_Work to be completed_
Copy out all the lines of the data that hold the word "FlightAware".

_Recorded information_
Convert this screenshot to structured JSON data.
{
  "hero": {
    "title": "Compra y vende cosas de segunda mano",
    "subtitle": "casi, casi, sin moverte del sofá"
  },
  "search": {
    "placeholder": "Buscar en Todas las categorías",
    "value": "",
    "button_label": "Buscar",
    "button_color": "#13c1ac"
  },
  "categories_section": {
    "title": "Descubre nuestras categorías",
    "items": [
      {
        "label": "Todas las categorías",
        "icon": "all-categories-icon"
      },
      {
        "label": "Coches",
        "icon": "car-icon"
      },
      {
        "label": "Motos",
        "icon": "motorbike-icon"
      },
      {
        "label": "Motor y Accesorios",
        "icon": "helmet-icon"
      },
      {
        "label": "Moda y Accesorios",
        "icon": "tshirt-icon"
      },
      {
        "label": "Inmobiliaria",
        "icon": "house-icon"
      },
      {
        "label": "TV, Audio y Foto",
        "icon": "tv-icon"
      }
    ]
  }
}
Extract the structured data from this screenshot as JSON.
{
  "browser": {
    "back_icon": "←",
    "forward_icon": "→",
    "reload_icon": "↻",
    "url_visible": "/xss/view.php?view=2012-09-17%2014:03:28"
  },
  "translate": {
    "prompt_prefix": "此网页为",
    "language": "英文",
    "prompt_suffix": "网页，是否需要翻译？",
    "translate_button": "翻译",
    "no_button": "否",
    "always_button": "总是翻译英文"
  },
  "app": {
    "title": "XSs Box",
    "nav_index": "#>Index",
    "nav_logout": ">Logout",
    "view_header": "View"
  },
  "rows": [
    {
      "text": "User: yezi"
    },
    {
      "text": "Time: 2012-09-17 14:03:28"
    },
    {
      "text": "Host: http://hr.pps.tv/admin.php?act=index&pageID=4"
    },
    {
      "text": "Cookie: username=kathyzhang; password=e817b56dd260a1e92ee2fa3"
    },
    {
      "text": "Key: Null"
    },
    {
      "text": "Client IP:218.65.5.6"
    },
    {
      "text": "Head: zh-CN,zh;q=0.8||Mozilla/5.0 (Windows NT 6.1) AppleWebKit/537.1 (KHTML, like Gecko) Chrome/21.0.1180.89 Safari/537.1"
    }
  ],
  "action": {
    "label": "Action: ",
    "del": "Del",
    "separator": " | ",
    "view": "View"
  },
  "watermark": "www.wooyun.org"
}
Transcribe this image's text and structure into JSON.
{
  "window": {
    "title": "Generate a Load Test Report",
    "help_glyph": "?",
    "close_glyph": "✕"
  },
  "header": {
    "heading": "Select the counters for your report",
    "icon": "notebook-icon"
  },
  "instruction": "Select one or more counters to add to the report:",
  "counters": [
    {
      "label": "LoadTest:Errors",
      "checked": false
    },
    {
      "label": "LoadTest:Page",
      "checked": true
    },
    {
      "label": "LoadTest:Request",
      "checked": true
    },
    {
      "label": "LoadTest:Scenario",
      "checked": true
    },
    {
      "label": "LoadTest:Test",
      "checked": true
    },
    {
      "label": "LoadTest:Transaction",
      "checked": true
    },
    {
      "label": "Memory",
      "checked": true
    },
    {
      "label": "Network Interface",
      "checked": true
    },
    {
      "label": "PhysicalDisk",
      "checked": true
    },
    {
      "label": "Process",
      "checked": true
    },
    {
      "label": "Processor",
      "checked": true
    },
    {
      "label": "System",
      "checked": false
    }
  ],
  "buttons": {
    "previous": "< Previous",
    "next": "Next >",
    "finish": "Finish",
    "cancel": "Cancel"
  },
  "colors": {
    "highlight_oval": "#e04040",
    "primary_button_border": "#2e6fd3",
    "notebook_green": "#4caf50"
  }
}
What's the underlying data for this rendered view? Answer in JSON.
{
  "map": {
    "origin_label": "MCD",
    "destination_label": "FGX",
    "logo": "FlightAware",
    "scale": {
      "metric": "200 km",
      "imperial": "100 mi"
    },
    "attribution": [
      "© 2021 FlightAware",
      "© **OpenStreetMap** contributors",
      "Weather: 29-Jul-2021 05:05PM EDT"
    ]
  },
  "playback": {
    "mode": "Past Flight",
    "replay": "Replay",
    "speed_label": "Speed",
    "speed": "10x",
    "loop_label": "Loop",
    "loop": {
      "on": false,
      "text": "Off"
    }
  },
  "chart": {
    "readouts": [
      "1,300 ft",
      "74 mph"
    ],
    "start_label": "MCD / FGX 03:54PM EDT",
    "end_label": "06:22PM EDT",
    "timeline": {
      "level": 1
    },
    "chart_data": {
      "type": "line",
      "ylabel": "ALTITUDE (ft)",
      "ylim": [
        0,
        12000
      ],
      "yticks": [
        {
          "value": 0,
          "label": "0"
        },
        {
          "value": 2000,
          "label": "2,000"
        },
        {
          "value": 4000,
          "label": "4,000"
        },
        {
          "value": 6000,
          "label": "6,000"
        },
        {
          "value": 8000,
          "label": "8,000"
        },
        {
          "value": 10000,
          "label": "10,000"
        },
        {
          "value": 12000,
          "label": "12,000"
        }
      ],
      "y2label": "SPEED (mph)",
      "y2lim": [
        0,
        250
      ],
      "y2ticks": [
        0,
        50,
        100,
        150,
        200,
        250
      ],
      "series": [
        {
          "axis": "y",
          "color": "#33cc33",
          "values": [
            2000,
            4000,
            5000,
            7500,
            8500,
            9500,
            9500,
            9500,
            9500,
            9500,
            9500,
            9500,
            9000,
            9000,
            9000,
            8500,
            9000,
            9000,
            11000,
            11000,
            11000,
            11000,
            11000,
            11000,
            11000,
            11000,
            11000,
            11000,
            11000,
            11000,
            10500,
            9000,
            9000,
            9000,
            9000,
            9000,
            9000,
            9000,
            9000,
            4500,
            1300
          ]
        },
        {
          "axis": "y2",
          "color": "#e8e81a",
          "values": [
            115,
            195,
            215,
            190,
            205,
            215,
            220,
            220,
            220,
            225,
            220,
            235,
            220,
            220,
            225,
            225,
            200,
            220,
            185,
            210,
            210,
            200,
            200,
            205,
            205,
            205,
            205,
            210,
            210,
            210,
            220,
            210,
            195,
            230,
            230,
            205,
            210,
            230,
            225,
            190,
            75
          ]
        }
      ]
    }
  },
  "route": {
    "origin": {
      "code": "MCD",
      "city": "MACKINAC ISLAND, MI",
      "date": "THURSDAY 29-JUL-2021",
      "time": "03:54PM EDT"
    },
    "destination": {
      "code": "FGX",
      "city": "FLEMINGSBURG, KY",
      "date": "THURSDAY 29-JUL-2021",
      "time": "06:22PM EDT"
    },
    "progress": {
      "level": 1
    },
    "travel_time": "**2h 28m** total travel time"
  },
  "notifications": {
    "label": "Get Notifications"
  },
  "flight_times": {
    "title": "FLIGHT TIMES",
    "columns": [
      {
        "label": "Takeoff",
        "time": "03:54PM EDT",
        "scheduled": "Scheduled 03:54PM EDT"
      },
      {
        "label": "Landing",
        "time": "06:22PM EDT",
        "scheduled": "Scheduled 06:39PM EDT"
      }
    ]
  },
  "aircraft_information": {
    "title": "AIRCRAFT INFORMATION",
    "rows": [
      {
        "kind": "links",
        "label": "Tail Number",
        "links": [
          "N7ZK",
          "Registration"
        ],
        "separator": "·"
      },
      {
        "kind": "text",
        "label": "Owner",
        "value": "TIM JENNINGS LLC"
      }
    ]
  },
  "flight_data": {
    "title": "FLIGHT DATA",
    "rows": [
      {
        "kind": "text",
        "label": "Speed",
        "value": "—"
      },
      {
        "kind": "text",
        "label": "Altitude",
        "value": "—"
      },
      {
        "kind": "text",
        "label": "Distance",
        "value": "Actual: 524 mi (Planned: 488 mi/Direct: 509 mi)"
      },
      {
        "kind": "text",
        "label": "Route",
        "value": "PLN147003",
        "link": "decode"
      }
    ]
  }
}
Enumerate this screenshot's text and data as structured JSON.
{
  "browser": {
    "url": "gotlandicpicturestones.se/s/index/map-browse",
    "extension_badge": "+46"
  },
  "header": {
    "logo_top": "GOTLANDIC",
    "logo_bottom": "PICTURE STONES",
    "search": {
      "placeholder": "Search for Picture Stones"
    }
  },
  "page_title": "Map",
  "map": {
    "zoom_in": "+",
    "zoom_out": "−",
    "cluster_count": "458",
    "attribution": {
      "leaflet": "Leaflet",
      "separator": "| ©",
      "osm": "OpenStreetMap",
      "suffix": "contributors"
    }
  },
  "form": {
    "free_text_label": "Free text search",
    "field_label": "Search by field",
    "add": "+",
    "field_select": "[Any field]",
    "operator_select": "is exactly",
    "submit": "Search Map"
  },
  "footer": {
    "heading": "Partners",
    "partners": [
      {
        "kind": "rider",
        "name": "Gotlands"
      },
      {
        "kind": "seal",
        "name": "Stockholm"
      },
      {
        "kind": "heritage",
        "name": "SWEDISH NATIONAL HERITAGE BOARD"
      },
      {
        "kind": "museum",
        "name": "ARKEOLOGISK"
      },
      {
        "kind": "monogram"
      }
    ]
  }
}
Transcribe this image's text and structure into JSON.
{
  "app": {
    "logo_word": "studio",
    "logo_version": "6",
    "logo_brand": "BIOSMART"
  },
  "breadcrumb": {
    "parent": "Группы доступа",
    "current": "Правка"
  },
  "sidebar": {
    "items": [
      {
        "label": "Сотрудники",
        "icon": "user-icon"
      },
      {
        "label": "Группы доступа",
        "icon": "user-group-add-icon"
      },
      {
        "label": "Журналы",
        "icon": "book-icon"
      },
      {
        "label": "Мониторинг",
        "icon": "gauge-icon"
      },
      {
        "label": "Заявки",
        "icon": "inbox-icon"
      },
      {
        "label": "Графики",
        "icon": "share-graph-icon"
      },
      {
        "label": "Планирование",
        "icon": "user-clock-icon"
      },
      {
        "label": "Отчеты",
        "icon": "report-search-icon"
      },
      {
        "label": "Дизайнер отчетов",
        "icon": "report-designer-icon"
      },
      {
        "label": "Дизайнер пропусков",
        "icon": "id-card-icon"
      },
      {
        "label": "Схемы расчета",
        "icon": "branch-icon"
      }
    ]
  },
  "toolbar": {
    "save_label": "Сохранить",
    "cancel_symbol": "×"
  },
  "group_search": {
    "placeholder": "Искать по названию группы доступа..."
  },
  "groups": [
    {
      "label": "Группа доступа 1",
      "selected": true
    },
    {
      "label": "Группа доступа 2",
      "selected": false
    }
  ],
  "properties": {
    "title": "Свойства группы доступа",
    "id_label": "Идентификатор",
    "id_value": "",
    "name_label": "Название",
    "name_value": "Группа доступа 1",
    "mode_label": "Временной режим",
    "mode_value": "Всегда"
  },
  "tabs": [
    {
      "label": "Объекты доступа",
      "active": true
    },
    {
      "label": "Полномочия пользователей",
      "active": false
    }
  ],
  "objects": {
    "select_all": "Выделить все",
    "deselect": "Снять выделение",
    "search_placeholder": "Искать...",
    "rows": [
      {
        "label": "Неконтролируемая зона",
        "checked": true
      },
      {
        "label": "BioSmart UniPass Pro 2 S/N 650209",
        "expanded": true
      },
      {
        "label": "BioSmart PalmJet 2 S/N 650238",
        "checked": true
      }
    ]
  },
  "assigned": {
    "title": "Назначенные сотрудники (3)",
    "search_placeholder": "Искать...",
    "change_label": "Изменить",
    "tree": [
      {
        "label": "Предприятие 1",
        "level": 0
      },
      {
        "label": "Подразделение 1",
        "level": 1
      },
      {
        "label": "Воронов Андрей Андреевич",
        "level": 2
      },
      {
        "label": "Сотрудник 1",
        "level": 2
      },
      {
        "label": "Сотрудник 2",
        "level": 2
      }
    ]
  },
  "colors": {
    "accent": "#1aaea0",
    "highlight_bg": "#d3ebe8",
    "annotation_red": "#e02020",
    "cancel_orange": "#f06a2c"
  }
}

_Task answer_
    "logo": "FlightAware",
      "© 2021 FlightAware",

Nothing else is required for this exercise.